At the Monetary Policy Committee (MPC) meeting today, Bank Negara Malaysia decided to reduce the Overnight Policy Rate (OPR) to 3.00 percent. The ceiling and floor rates of the corridor for the OPR are correspondingly reduced to 3.25 percent and 2.75 percent respectively….
…Looking ahead, there are increasing signs of moderating growth momentum in the major economies. Global growth prospects have also become more susceptible to increased downside risks in light of possible repercussions from the EU referendum in the United Kingdom….
…For Malaysia, domestic demand continues to be the main driver of growth. Private consumption will be supported by growth in income and employment, and measures implemented by the Government. While investment in the oil and gas sector is moderating, overall investment is expected to be supported by the on-going implementation of infrastructure projects and capital spending in the manufacturing and services sectors. Exports are projected to remain weak following more subdued demand from Malaysia’s key trading partners. Overall, while the domestic economy remains on track to expand in 2016 and 2017, the uncertainties in the global environment could weigh on Malaysia’s growth prospects….
…inflation is projected to be lower at 2 – 3 percent in 2016, compared to an earlier projection of 2.5 – 3.5 percent, and continue to remain stable in 2017.
Overall domestic financial conditions have remained stable since the previous MPC meeting with financial markets continuing to function in an orderly manner. The risks of destabilising financial imbalances have receded….
…The adjustment to the OPR is intended for the degree of monetary accommodativeness to remain consistent with the policy stance to ensure that the domestic economy continues on a steady growth path amid stable inflation, supported by continued healthy financial intermediation in the economy. The MPC will continue to monitor and assess the balance of risks surrounding the outlook for domestic growth and inflation.
I have a full slate today, so I can’t go into too much detail as to the whys and wherefores. Best I can say is that: It’s complicated. There are a lot of things going on in the data, most of which aren’t “trends” but one-offs, which makes reading the tea leaves that much harder. I’m officially declaring 2016 to be the Year of the Base Effect.
What I can say right now is that I’m uncomfortable with the MYR’s recent strength, which amounts to a tightening of monetary conditions regardless of what BNM does. It’s also getting increasingly out of line with other oil & gas currencies like the CAD and AUD. Further MYR appreciation would, in my view, require offsetting cuts by BNM. This is all predicated on a domestic economy viewpoint of course – this isn’t about export competitiveness (aka currency wars), but rather export revenues.

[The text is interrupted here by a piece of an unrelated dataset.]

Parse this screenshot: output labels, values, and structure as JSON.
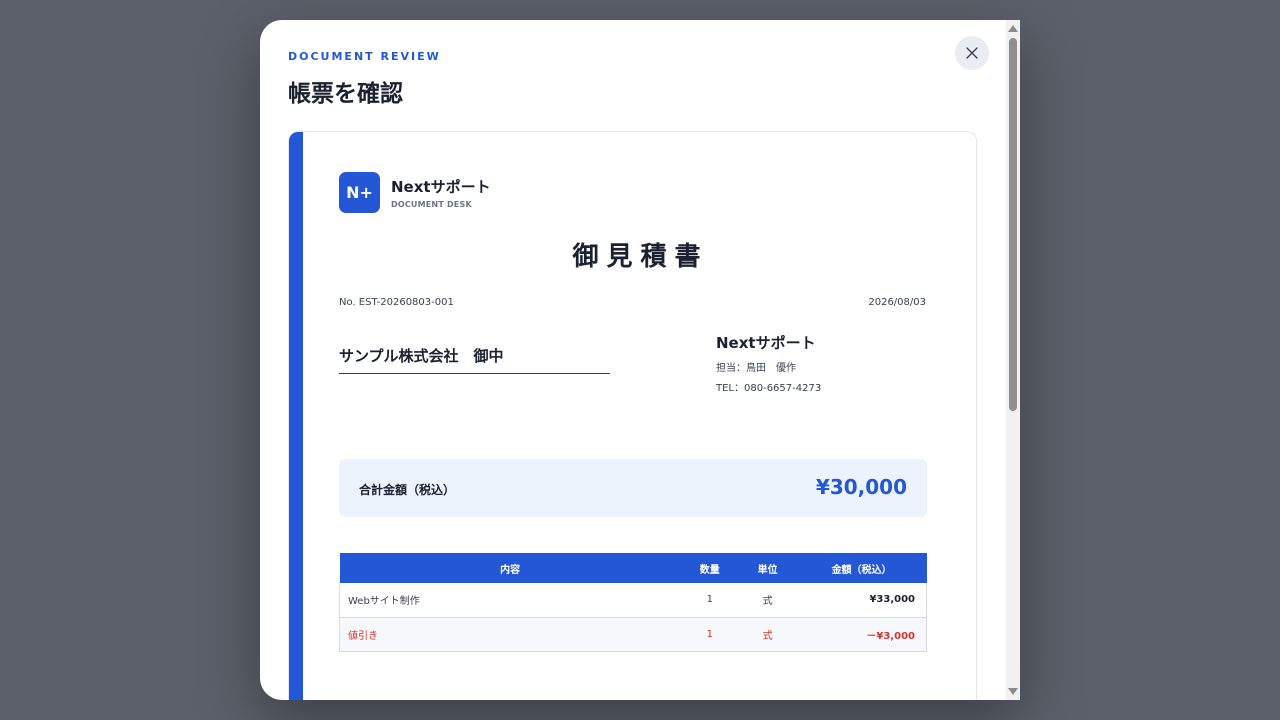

There’s certainly more than a hint in the last couple of sentences of more monetary easing to come.